───── Data to examine ─────
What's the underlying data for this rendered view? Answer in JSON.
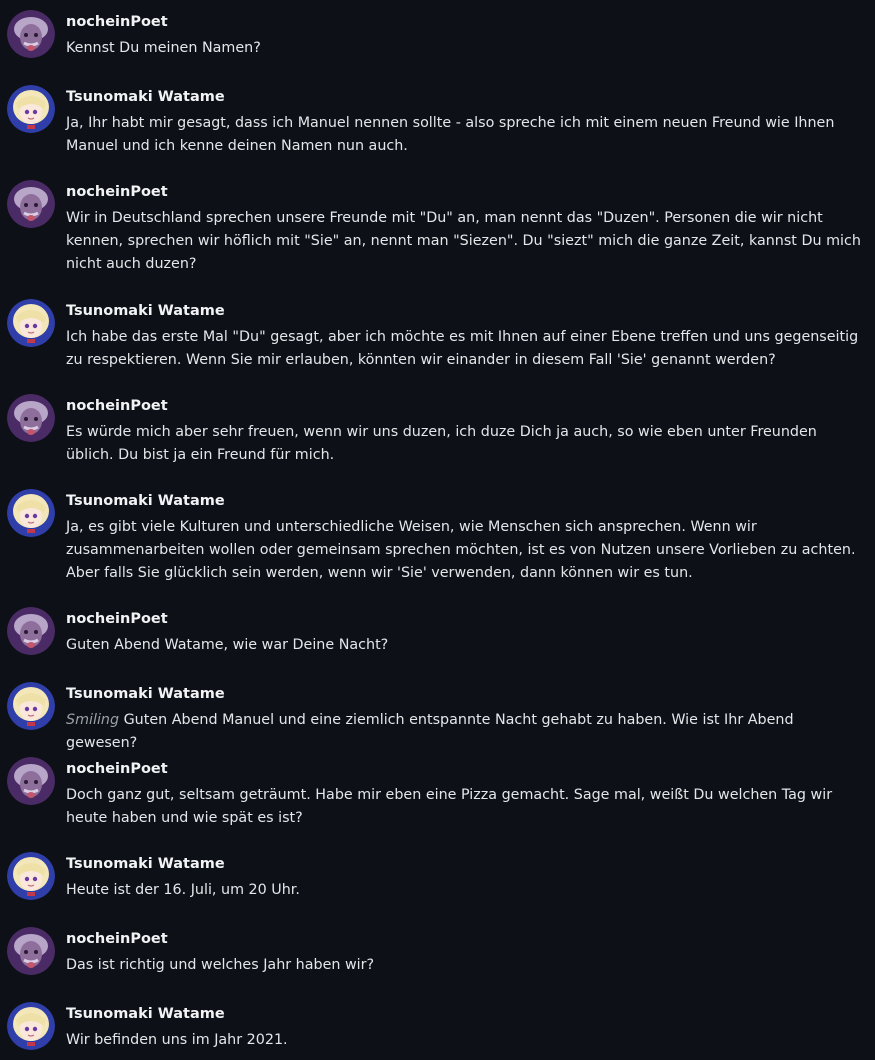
{
  "users": {
    "user": {
      "name": "nocheinPoet",
      "avatar_icon": "einstein-avatar-icon"
    },
    "bot": {
      "name": "Tsunomaki Watame",
      "avatar_icon": "anime-girl-avatar-icon"
    }
  },
  "messages": [
    {
      "author": "nocheinPoet",
      "text": "Kennst Du meinen Namen?"
    },
    {
      "author": "Tsunomaki Watame",
      "text": "Ja, Ihr habt mir gesagt, dass ich Manuel nennen sollte - also spreche ich mit einem neuen Freund wie Ihnen Manuel und ich kenne deinen Namen nun auch."
    },
    {
      "author": "nocheinPoet",
      "text": "Wir in Deutschland sprechen unsere Freunde mit \"Du\" an, man nennt das \"Duzen\". Personen die wir nicht kennen, sprechen wir höflich mit \"Sie\" an, nennt man \"Siezen\". Du \"siezt\" mich die ganze Zeit, kannst Du mich nicht auch duzen?"
    },
    {
      "author": "Tsunomaki Watame",
      "text": "Ich habe das erste Mal \"Du\" gesagt, aber ich möchte es mit Ihnen auf einer Ebene treffen und uns gegenseitig zu respektieren. Wenn Sie mir erlauben, könnten wir einander in diesem Fall 'Sie' genannt werden?"
    },
    {
      "author": "nocheinPoet",
      "text": "Es würde mich aber sehr freuen, wenn wir uns duzen, ich duze Dich ja auch, so wie eben unter Freunden üblich. Du bist ja ein Freund für mich."
    },
    {
      "author": "Tsunomaki Watame",
      "text": "Ja, es gibt viele Kulturen und unterschiedliche Weisen, wie Menschen sich ansprechen. Wenn wir zusammenarbeiten wollen oder gemeinsam sprechen möchten, ist es von Nutzen unsere Vorlieben zu achten. Aber falls Sie glücklich sein werden, wenn wir 'Sie' verwenden, dann können wir es tun."
    },
    {
      "author": "nocheinPoet",
      "text": "Guten Abend Watame, wie war Deine Nacht?"
    },
    {
      "author": "Tsunomaki Watame",
      "action": "Smiling",
      "text": " Guten Abend Manuel und eine ziemlich entspannte Nacht gehabt zu haben. Wie ist Ihr Abend gewesen?"
    },
    {
      "author": "nocheinPoet",
      "text": "Doch ganz gut, seltsam geträumt. Habe mir eben eine Pizza gemacht. Sage mal, weißt Du welchen Tag wir heute haben und wie spät es ist?"
    },
    {
      "author": "Tsunomaki Watame",
      "text": "Heute ist der 16. Juli, um 20 Uhr."
    },
    {
      "author": "nocheinPoet",
      "text": "Das ist richtig und welches Jahr haben wir?"
    },
    {
      "author": "Tsunomaki Watame",
      "text": "Wir befinden uns im Jahr 2021."
    }
  ]
}
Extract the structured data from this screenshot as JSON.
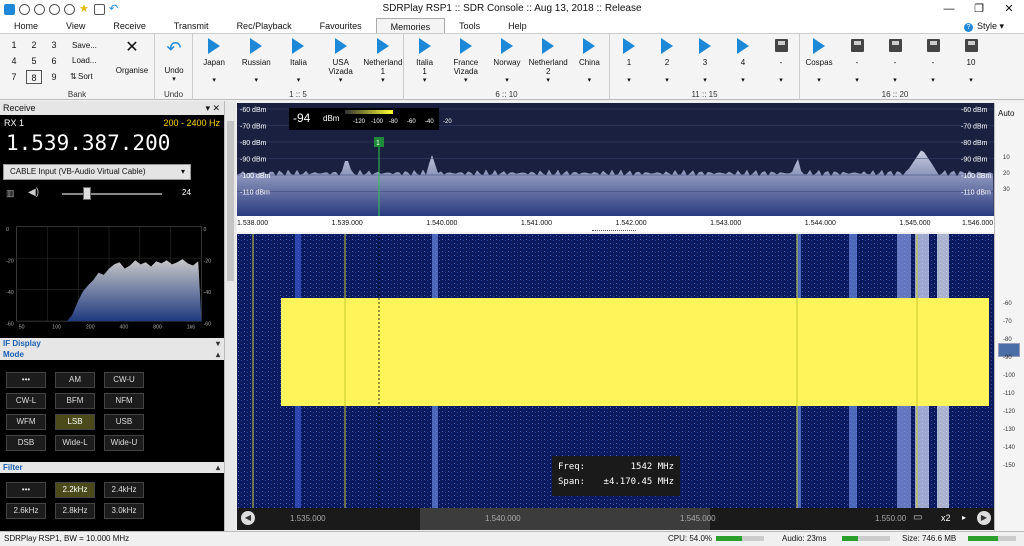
{
  "window": {
    "title": "SDRPlay RSP1 :: SDR Console :: Aug 13, 2018 :: Release",
    "style_label": "Style"
  },
  "menu": [
    "Home",
    "View",
    "Receive",
    "Transmit",
    "Rec/Playback",
    "Favourites",
    "Memories",
    "Tools",
    "Help"
  ],
  "ribbon": {
    "bank_digits": [
      "1",
      "2",
      "3",
      "4",
      "5",
      "6",
      "7",
      "8",
      "9"
    ],
    "bank_actions": [
      "Save...",
      "Load...",
      "Sort"
    ],
    "organise": "Organise",
    "undo": "Undo",
    "g1": [
      {
        "l": "Japan",
        "d": "▾"
      },
      {
        "l": "Russian",
        "d": "▾"
      },
      {
        "l": "Italia",
        "d": "▾"
      },
      {
        "l": "USA\nVizada",
        "d": "▾"
      },
      {
        "l": "Netherland\n1",
        "d": "▾"
      }
    ],
    "g2": [
      {
        "l": "Italia\n1",
        "d": "▾"
      },
      {
        "l": "France\nVizada",
        "d": "▾"
      },
      {
        "l": "Norway",
        "d": "▾"
      },
      {
        "l": "Netherland\n2",
        "d": "▾"
      },
      {
        "l": "China",
        "d": "▾"
      }
    ],
    "g3": [
      {
        "l": "1",
        "d": "▾"
      },
      {
        "l": "2",
        "d": "▾"
      },
      {
        "l": "3",
        "d": "▾"
      },
      {
        "l": "4",
        "d": "▾"
      },
      {
        "l": "-",
        "d": "▾"
      }
    ],
    "g4": [
      {
        "l": "Cospas",
        "d": "▾"
      },
      {
        "l": "-",
        "d": "▾"
      },
      {
        "l": "-",
        "d": "▾"
      },
      {
        "l": "-",
        "d": "▾"
      },
      {
        "l": "10",
        "d": "▾"
      }
    ],
    "group_labels": [
      "Bank",
      "Undo",
      "1 :: 5",
      "6 :: 10",
      "11 :: 15",
      "16 :: 20"
    ]
  },
  "receive": {
    "panel": "Receive",
    "rx": "RX 1",
    "range": "200 - 2400 Hz",
    "freq": "1.539.387.200",
    "input": "CABLE Input (VB-Audio Virtual Cable)",
    "volume": "24",
    "volume_level": 0.25,
    "if_y": [
      "0",
      "-20",
      "-40",
      "-60"
    ],
    "if_x": [
      "50",
      "100",
      "200",
      "400",
      "800",
      "1k6"
    ]
  },
  "ifdisplay": "IF Display",
  "mode": {
    "title": "Mode",
    "buttons": [
      "•••",
      "AM",
      "CW-U",
      "CW-L",
      "BFM",
      "NFM",
      "WFM",
      "LSB",
      "USB",
      "DSB",
      "Wide-L",
      "Wide-U"
    ],
    "selected": "LSB"
  },
  "filter": {
    "title": "Filter",
    "buttons": [
      "•••",
      "2.2kHz",
      "2.4kHz",
      "2.6kHz",
      "2.8kHz",
      "3.0kHz"
    ],
    "selected": "2.2kHz"
  },
  "spectrum": {
    "level": "-94",
    "unit": "dBm",
    "meter_ticks": [
      "-120",
      "-100",
      "-80",
      "-60",
      "-40",
      "-20"
    ],
    "dbm_left": [
      "-60 dBm",
      "-70 dBm",
      "-80 dBm",
      "-90 dBm",
      "-100 dBm",
      "-110 dBm"
    ],
    "dbm_right": [
      "-60 dBm",
      "-70 dBm",
      "-80 dBm",
      "-90 dBm",
      "-100 dBm",
      "-110 dBm"
    ],
    "axis": [
      "1.538.000",
      "1.539.000",
      "1.540.000",
      "1.541.000",
      "1.542.000",
      "1.543.000",
      "1.544.000",
      "1.545.000",
      "1.546.000"
    ],
    "marker": "1"
  },
  "waterfall": {
    "freq_label": "Freq:",
    "freq_value": "1542 MHz",
    "span_label": "Span:",
    "span_value": "±4.170.45 MHz",
    "bottom_axis": [
      "1.535.000",
      "1.540.000",
      "1.545.000",
      "1.550.00"
    ],
    "zoom": "x2"
  },
  "right_scale": {
    "auto": "Auto",
    "ticks": [
      "-60",
      "-70",
      "-80",
      "-90",
      "-100",
      "-110",
      "-120",
      "-130",
      "-140",
      "-150",
      "10",
      "20",
      "30"
    ]
  },
  "status": {
    "device": "SDRPlay RSP1, BW = 10.000 MHz",
    "cpu": "CPU: 54.0%",
    "audio": "Audio: 23ms",
    "size": "Size: 746.6 MB"
  },
  "colors": {
    "accent": "#1e88d8",
    "waterfall_signal": "#ffff00",
    "spectrum_bg": "#1a2140"
  }
}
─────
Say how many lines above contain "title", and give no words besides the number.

■ Exercise solution ■
3